By Bobby Mathews, Sports Editor
BIRMINGHAM — Football fans will see a couple of familiar names on Saturday as UAB faces Rice for its homecoming contest at 2:30 p.m. at Protective Stadium and aired nationally on ESPN+, and not just on the regular roster.
For homecoming, the Blazers’ players wear the names of children associated with Children’s Harbor on their jerseys. This year UAB’s No. 2, Lucious Stanley will wear the name of Tucker Meads, while No. 95, Mi’Cario Stanley will wear the name of Bennett Meads.
The boys’ parents are Jared Meads, an assistant principal at Hewitt-Trussville Middle School, and Hannah Meads.
The Meads twins were born with a rare genetic disorder, Congenital Disorders of Glycosylation (CDG).
CDG is a large group of rare genetic disorders that affect adding sugar building blocks, called glycans, to proteins in cells throughout the body.

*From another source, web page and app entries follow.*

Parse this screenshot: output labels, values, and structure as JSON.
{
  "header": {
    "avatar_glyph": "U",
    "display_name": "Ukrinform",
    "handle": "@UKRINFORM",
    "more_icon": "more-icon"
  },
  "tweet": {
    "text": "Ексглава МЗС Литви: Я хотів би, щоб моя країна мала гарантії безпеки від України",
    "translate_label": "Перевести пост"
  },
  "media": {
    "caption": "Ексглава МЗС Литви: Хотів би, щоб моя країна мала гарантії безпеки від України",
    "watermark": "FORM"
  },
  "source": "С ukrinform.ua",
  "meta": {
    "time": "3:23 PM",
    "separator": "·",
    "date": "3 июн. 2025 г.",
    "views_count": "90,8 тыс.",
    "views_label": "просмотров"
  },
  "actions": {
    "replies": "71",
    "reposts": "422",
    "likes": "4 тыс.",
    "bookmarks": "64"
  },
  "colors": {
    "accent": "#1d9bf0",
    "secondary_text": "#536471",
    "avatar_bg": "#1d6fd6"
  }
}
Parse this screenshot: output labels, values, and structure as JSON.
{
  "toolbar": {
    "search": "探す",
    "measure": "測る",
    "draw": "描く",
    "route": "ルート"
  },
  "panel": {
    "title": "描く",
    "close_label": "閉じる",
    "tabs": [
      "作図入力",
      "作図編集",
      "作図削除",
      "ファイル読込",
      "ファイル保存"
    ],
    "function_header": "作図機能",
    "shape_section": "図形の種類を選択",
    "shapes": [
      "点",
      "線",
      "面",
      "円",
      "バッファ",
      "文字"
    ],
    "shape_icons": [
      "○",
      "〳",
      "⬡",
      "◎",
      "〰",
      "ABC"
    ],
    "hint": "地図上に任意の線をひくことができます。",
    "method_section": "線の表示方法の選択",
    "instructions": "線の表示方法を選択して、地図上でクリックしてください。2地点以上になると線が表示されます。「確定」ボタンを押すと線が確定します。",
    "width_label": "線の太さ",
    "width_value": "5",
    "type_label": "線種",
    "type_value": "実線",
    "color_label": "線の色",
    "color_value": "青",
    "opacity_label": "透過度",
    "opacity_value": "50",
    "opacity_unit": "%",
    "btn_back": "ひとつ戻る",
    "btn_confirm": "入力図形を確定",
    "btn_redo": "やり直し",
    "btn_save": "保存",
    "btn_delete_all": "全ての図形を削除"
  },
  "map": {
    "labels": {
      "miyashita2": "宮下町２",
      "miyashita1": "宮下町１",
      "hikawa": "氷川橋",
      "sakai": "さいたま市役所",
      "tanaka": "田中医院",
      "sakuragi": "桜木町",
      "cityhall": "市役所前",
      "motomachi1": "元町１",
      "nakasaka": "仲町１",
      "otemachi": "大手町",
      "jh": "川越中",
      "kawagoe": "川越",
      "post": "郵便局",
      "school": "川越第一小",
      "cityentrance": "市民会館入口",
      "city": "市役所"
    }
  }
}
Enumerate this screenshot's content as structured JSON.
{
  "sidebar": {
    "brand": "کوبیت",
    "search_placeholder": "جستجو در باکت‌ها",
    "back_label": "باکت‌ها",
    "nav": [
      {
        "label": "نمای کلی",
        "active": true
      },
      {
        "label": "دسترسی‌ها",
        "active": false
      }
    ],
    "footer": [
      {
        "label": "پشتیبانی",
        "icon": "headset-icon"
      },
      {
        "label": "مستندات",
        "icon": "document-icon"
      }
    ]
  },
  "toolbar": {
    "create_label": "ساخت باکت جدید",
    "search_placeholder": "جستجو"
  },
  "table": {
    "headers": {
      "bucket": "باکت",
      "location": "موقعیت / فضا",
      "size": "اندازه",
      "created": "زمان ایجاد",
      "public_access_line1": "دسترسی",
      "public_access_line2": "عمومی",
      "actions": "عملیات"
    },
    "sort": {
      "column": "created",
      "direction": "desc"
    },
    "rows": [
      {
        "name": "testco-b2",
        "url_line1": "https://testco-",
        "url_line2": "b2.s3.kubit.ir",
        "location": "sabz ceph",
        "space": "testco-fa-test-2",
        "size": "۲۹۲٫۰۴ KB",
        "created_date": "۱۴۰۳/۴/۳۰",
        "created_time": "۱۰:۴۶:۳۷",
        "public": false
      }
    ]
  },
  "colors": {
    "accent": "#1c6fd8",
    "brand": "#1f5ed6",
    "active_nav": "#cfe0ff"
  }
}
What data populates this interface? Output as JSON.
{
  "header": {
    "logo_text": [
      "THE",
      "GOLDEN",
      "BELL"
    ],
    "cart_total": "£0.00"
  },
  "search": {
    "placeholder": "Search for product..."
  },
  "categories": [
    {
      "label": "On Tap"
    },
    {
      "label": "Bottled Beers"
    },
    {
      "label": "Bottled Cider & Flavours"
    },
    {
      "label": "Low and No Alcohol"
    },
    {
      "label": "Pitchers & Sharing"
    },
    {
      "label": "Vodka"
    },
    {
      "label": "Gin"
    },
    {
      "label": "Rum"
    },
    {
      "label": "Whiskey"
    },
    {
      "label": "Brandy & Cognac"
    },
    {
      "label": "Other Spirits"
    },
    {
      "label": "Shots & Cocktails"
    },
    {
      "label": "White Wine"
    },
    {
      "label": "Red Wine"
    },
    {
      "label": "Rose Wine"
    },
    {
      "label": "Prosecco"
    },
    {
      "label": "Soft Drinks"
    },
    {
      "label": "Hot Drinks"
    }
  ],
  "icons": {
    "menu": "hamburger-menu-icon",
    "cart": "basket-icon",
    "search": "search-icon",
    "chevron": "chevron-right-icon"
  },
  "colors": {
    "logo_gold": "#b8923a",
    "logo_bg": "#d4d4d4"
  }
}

The addition of glycans to proteins is critical to the healthy function of cells. Bennett and Tucker were diagnosed with the most common type of CDG, type 1a or PMM2, with only around 900 documented cases worldwide, and very few of those cases are diagnosed in a set of twins.
Tucker and Bennett passed away in August 2021, shortly after their first birthday.
Saturday marks the fifth annual Children’s Harbor game. Over the five years of partnership, the Blazers have honored 500 patients. UAB is 4-0 in Children’s Harbor games and is also 4-0 against Rice since returning to action in 2017.
The Blazers began their partnership with Children’s Harbor in 2016, at the direction of head coach Bill Clark.
Children’s Harbor is the UAB football team’s community charity, and in what has been termed one of the best traditions in college football, the UAB players have worn the names of a Children’s Harbor child, either in honor of a living child or in memory of a child who has passed, on their jersey for homecoming.
“Children’s Harbor has been around for more than 30 years,” Children’s Harbor CEO Cat Outzen said during a press conference earlier this week. “Our mission is to serve seriously ill children and their families, to help them cope, adapt and thrive. So we do everything from counseling and financial aid. We have 66 acres (a camp at Lake Martin) that provides respite and activities. Anything that a family needs, to help them get through this very stressful time. We’re there for them.”